**Work request**
Copy each line from the entries that the word "this" appears in.

=== Begin Enclosure ===

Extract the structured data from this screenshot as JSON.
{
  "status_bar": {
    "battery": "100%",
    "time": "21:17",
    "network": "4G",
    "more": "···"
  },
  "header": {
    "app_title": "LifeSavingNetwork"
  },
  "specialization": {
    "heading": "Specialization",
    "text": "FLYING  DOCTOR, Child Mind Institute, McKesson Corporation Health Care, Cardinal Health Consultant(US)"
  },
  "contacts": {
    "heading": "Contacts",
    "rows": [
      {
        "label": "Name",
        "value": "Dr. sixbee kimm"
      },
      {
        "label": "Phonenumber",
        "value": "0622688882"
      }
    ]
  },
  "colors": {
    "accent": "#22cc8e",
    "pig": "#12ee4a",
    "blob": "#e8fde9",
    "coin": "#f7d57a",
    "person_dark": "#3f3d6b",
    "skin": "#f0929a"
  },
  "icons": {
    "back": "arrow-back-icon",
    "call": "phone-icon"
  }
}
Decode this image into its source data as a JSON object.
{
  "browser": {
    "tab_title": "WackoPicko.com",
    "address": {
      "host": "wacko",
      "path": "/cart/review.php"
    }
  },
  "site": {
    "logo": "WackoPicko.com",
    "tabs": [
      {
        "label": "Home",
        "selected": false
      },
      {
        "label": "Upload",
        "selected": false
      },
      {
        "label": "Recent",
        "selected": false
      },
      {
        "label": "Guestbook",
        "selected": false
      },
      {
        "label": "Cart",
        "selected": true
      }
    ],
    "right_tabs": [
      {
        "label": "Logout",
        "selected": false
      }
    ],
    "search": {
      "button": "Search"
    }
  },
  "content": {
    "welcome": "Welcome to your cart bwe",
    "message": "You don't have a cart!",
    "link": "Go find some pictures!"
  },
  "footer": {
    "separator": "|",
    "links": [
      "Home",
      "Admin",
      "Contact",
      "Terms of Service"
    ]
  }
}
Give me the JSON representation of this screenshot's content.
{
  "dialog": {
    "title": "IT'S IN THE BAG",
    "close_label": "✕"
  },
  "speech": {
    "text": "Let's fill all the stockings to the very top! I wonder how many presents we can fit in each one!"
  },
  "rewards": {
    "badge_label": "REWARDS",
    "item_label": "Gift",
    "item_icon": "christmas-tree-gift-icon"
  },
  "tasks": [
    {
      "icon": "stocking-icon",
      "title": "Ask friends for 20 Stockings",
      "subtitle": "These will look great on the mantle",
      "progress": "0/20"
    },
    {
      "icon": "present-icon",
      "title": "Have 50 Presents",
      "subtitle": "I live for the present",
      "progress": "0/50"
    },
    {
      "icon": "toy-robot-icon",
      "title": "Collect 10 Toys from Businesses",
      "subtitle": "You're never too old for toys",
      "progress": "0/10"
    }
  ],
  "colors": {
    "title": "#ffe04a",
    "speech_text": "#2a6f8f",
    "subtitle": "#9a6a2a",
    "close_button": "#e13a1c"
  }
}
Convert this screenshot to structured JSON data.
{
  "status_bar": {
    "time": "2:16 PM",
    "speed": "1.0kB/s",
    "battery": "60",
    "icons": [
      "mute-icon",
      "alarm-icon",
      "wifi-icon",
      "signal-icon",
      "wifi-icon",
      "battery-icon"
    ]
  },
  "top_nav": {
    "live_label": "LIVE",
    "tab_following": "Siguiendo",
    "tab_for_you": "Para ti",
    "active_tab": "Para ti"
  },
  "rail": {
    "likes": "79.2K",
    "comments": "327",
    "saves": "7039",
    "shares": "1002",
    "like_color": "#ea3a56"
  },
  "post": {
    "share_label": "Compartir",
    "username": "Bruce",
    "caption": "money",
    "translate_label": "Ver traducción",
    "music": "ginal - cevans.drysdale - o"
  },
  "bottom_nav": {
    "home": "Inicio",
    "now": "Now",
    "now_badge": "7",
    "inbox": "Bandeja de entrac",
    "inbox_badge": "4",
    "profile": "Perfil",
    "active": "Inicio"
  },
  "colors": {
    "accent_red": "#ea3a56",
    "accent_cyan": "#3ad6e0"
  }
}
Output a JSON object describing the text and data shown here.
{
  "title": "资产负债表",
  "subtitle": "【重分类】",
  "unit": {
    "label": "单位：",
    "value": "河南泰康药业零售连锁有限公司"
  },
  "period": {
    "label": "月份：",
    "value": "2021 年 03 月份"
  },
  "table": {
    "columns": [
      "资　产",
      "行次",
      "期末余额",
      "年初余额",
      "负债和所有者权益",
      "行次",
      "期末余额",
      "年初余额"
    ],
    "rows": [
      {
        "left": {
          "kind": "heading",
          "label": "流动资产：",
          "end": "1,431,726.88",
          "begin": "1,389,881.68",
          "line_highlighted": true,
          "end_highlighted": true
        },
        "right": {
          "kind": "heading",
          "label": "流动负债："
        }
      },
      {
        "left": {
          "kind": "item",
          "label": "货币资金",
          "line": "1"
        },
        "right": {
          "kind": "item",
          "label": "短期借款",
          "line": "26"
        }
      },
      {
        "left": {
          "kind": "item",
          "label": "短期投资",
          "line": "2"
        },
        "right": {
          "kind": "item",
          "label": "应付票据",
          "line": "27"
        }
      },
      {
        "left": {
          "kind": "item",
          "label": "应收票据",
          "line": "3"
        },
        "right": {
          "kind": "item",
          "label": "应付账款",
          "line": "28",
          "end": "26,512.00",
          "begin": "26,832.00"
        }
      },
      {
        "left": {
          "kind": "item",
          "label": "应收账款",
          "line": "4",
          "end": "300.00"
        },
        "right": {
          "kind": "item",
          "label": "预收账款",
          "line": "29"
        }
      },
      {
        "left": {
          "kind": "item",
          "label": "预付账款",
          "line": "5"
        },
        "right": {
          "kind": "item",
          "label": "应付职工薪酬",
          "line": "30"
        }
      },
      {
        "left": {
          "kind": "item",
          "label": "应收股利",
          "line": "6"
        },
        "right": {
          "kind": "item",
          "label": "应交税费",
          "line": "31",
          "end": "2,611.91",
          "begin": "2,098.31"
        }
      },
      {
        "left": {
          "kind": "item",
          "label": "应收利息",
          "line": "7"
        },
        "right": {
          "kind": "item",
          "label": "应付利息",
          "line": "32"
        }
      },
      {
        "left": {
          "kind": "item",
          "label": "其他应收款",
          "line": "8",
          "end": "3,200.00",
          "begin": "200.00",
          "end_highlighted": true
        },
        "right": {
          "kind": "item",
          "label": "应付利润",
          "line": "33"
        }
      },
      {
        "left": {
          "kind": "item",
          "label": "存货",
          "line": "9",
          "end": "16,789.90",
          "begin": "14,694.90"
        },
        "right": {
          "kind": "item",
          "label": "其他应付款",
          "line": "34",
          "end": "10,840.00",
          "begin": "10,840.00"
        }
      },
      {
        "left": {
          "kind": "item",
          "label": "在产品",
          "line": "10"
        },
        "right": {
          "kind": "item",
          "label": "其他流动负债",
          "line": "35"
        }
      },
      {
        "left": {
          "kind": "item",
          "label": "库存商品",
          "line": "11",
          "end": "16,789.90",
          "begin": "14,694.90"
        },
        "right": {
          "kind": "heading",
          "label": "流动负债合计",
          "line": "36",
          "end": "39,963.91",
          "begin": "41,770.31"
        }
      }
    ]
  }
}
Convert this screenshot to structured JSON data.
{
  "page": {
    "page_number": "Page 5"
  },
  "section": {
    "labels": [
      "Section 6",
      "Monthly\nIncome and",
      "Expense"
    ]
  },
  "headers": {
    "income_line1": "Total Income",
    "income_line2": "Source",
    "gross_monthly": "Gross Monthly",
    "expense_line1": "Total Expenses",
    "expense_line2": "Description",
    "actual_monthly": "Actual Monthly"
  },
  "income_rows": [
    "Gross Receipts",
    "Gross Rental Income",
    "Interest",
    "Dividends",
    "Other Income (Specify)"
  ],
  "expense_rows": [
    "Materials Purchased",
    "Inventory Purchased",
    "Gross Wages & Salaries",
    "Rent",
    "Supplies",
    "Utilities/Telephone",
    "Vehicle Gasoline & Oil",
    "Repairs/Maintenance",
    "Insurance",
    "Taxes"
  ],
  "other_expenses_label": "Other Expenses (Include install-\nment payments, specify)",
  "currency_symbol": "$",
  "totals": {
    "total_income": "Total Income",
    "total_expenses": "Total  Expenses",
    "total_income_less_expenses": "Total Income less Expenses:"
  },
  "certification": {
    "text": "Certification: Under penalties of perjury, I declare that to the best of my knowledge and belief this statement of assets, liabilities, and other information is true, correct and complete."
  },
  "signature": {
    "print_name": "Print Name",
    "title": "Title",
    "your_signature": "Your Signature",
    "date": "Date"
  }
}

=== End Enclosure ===

**Result**
Extract the structured data from this screenshot as JSON.
Decode this image into its source data as a JSON object.
Give me the JSON representation of this screenshot's content.
Convert this screenshot to structured JSON data.
Convert this screenshot to structured JSON data.
    "text": "Certification: Under penalties of perjury, I declare that to the best of my knowledge and belief this statement of assets, liabilities, and other information is true, correct and complete."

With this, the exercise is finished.